## [Task prompt]
Each line of the records that includes "Social" should be found and copied.

## [Data supplied]
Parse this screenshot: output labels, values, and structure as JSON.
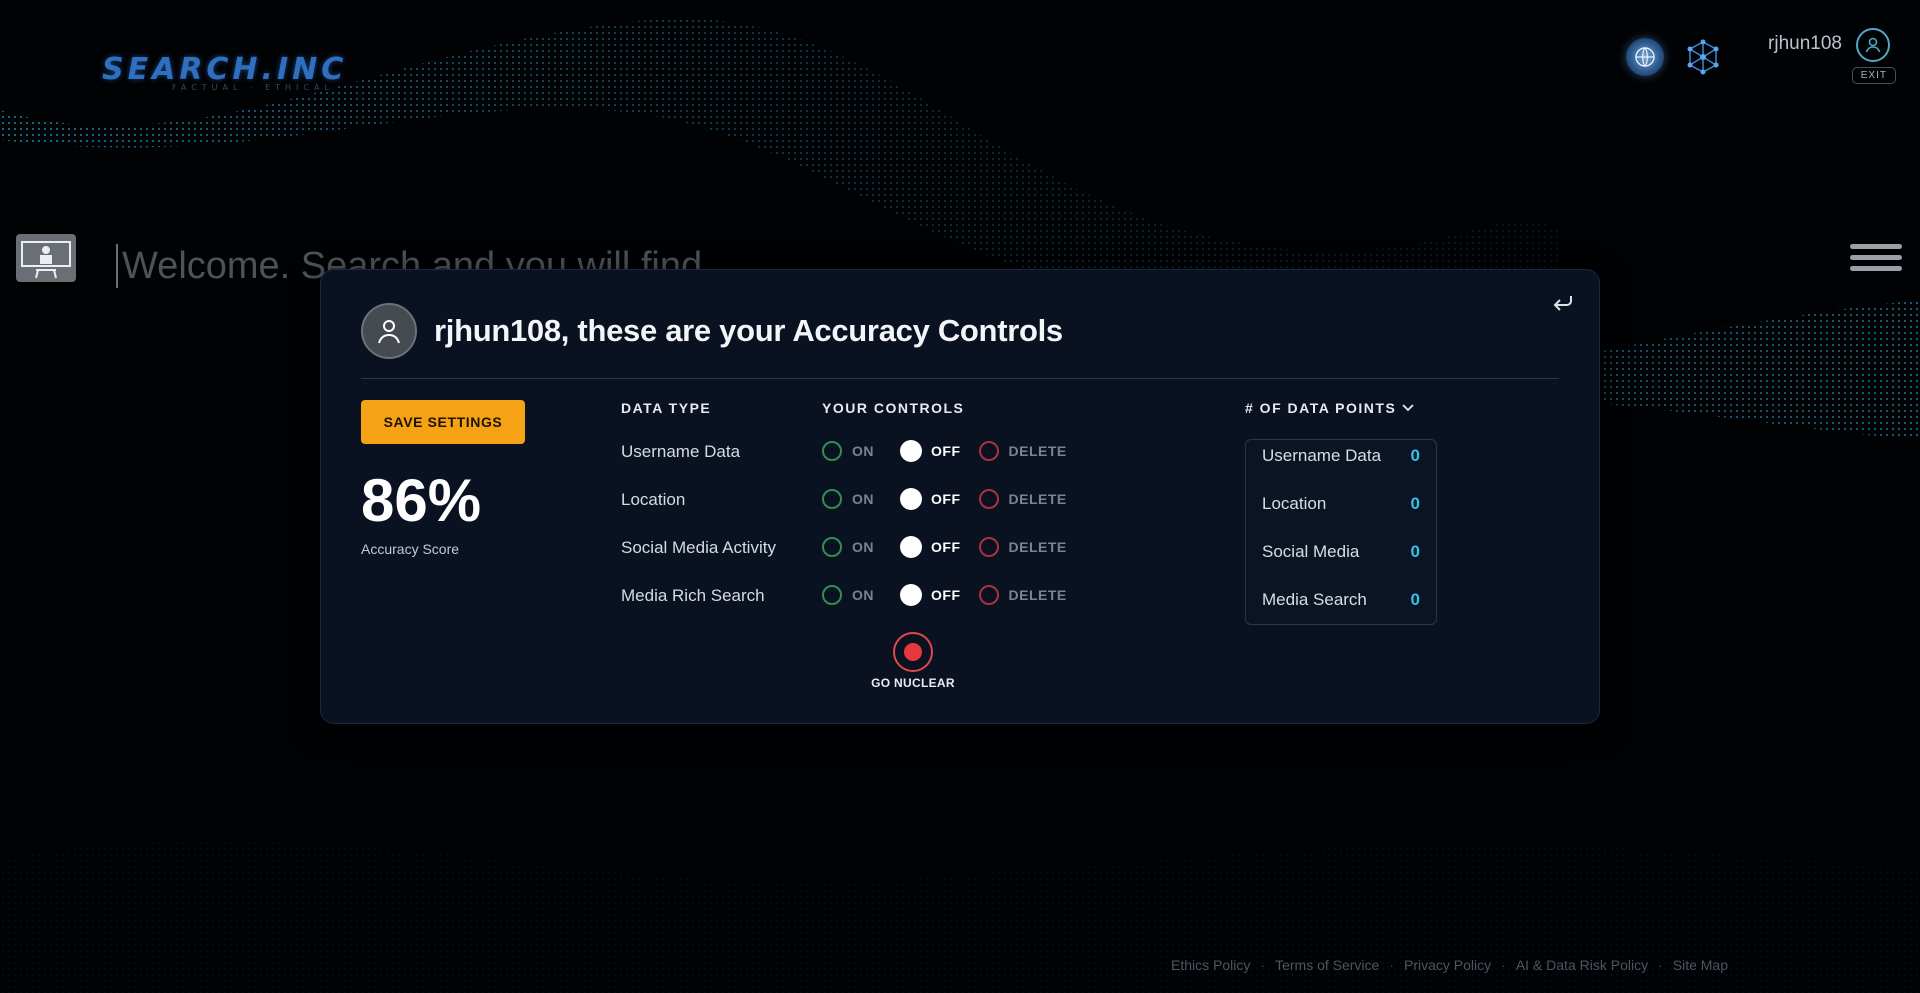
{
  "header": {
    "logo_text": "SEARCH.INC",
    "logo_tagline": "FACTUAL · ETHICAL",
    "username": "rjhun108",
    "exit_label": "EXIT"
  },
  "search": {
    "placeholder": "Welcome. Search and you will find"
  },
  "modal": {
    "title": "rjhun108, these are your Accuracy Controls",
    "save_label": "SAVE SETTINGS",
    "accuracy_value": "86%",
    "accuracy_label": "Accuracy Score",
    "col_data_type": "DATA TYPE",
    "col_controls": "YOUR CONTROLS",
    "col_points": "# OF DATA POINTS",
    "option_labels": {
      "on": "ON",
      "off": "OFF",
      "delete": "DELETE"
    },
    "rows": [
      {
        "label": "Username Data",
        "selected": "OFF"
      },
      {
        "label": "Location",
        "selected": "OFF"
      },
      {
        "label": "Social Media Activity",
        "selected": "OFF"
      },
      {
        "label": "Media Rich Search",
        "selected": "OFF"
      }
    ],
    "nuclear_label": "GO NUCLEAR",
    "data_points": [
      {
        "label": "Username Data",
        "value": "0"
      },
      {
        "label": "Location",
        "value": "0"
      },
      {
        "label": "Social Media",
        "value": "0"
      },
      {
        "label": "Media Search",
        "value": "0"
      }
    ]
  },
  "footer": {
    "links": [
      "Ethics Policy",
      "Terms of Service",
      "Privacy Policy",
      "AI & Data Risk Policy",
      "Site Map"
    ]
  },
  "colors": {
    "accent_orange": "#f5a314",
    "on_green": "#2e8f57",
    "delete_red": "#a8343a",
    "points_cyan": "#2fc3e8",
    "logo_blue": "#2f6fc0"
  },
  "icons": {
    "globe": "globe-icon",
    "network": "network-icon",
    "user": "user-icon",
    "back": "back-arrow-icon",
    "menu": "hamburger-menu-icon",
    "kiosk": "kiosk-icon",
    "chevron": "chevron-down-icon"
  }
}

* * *

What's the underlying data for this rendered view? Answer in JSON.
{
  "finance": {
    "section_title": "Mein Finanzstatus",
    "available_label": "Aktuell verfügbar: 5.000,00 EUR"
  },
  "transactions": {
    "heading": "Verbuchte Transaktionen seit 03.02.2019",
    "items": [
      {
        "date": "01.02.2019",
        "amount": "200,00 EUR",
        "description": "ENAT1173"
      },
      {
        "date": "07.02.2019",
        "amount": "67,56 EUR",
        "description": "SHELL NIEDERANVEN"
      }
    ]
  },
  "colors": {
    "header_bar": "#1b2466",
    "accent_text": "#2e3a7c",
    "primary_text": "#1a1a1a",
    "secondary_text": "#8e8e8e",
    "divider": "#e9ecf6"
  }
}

## [Answer to this exercise]
        "label": "Social Media Activity",
        "label": "Social Media",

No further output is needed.